In a show of brinksmanship with Democrats President Trump threatened to end the Risk Corridor payments if the opposition party did not help to keep the lights on in Washington. He made that threat on at least three occasions (April 12th, April 13th, and April 16th).
On April 22nd the dual goals of avoiding a shutdown and gaining a 100-day victory were combined when Trump announced an offer to Democrats of one dollar of insurance company subsidies for every dollar they approved for funding his boarder wall.
The Democrats did not bite.
But on April 24th they offered them back to in exchange for increased military funding.
As if that was not all dizzying enough, on Wednesday the 26th the White House issued a promise to the Democrats that the payments would continue if they could just help avoid a shutdown. Democrats replied they want the promise in writing.
The Subsidy Issue Isn’t Going Away
The ACA Risk Corridor payments caused problems for the Obama administration for years, and the threat of losing them continues to cause concern among supporters of Obamacare.
But the Trump Administration’s problems with the program may be just beginning. In the middle of all the political turmoil around the subsidies, the Appeal, and what to do now in office- multiple insurance companies are now suing the government [i.e. Trump’s] for significant past debts under the Risk Corridor program, such as the $214 Million won by Moda Health in February.
There are many important aspects of health care to monitor as we head into an uncertain future for Obamacare, our health care system, and health care reform generally- but none are more interesting (and perhaps entertaining) than waiting to see what the next fight over Risk Corridor reimbursements will be.
Want To Know More?
An excellent resource from the Kaiser Foundation about these Risk Corridor Subsidies, as well as Risk Adjustment and Reinsurance, is available here.

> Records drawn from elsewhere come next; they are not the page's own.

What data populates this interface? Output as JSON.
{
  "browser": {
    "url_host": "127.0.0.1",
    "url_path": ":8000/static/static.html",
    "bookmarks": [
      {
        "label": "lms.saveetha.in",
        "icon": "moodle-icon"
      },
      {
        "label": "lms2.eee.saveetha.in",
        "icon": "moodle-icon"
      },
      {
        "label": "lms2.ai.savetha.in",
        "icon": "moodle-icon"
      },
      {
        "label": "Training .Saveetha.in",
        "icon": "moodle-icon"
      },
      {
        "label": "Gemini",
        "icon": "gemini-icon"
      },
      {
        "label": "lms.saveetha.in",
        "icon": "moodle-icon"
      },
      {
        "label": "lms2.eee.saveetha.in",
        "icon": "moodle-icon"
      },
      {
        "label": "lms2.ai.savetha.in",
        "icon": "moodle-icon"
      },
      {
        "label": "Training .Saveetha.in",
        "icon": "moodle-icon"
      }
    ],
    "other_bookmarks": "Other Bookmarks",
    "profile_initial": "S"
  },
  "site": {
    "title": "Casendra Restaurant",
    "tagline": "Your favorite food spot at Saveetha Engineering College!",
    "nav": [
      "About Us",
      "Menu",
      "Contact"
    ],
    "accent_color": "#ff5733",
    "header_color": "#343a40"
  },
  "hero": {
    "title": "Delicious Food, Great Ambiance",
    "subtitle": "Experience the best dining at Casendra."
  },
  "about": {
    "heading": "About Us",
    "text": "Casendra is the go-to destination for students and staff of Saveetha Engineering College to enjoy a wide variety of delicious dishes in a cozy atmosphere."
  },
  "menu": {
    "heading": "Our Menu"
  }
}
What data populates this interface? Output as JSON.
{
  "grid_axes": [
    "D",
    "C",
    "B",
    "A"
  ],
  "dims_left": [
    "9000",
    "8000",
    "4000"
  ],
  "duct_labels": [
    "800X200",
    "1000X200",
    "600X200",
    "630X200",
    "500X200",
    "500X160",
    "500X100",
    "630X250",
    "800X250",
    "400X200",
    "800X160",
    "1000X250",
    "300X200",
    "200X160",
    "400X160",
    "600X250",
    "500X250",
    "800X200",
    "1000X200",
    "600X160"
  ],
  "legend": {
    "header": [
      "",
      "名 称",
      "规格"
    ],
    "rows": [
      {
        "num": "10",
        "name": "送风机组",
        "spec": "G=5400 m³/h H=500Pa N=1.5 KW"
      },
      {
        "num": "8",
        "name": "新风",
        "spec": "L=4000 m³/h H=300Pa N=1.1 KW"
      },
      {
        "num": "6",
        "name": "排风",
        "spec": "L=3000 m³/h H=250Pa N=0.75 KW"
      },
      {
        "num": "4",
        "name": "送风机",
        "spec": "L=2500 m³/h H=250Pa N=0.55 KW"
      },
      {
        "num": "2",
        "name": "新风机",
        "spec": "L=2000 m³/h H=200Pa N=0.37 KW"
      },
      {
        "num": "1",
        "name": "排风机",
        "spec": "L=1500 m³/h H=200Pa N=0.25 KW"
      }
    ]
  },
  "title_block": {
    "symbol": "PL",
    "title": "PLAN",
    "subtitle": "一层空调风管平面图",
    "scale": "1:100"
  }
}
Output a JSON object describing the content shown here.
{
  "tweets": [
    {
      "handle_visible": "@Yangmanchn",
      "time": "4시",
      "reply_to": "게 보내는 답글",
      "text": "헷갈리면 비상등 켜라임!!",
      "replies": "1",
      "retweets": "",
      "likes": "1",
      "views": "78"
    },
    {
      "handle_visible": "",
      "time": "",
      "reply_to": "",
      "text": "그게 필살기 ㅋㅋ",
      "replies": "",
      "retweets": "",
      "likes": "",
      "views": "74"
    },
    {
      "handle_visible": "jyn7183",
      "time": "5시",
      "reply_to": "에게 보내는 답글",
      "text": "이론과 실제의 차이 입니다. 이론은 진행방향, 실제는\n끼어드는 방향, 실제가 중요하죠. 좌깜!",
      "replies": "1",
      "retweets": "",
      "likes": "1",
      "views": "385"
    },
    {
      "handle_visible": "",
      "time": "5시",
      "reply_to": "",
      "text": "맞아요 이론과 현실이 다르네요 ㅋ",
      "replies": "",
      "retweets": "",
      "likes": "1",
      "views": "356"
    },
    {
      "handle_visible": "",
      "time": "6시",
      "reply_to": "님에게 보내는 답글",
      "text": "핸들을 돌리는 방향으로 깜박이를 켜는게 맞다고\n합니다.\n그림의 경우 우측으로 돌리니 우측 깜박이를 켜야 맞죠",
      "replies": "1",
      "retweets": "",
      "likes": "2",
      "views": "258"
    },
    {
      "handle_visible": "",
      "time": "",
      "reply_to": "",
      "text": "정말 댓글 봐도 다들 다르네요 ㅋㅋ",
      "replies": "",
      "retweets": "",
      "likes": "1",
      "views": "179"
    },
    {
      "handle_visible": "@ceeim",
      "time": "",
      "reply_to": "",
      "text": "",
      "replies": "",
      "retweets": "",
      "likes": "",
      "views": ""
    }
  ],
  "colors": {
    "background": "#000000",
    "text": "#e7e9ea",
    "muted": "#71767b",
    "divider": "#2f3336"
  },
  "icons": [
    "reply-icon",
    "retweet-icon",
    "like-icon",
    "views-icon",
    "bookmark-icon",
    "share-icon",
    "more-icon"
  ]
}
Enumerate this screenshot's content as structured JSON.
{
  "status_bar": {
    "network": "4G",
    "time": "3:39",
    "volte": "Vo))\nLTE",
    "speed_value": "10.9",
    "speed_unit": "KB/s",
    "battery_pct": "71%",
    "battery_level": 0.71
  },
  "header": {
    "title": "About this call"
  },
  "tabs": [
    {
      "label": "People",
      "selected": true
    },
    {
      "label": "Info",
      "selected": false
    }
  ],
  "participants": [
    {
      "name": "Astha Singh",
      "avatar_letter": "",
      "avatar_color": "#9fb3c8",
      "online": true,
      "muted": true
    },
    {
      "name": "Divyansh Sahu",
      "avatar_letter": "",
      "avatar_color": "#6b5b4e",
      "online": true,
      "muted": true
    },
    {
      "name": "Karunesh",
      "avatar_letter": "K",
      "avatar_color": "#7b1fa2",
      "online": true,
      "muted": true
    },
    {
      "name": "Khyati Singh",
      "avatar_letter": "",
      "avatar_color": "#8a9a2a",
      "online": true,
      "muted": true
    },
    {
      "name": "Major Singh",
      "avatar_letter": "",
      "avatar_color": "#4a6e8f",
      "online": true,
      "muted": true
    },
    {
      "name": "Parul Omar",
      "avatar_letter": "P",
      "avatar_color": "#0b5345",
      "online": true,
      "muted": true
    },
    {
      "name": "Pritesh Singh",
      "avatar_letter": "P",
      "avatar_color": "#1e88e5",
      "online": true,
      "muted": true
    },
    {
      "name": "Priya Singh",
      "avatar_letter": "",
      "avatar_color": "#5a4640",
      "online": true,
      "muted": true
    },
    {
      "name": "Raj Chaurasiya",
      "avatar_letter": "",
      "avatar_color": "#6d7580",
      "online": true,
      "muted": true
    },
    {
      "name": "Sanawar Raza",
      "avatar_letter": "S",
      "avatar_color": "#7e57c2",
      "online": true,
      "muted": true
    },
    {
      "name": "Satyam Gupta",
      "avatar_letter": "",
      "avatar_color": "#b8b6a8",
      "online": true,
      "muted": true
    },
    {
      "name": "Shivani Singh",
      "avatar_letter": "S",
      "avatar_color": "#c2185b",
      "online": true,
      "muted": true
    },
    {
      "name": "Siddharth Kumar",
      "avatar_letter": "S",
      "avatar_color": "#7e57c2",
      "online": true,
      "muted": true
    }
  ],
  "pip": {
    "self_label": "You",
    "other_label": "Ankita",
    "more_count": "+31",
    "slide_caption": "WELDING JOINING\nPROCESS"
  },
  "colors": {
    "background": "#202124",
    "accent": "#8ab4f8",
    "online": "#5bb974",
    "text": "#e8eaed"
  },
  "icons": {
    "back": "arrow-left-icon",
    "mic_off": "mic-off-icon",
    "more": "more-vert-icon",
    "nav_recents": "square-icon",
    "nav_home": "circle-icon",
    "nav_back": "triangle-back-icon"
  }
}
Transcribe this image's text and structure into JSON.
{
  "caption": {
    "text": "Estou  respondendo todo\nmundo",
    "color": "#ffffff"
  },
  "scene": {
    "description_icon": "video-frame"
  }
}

Detailed analysis of the House of Representative’s suit regarding the Risk Corridor program, the government’s defense and the judge’s ruling is available on the Health Affairs blog here.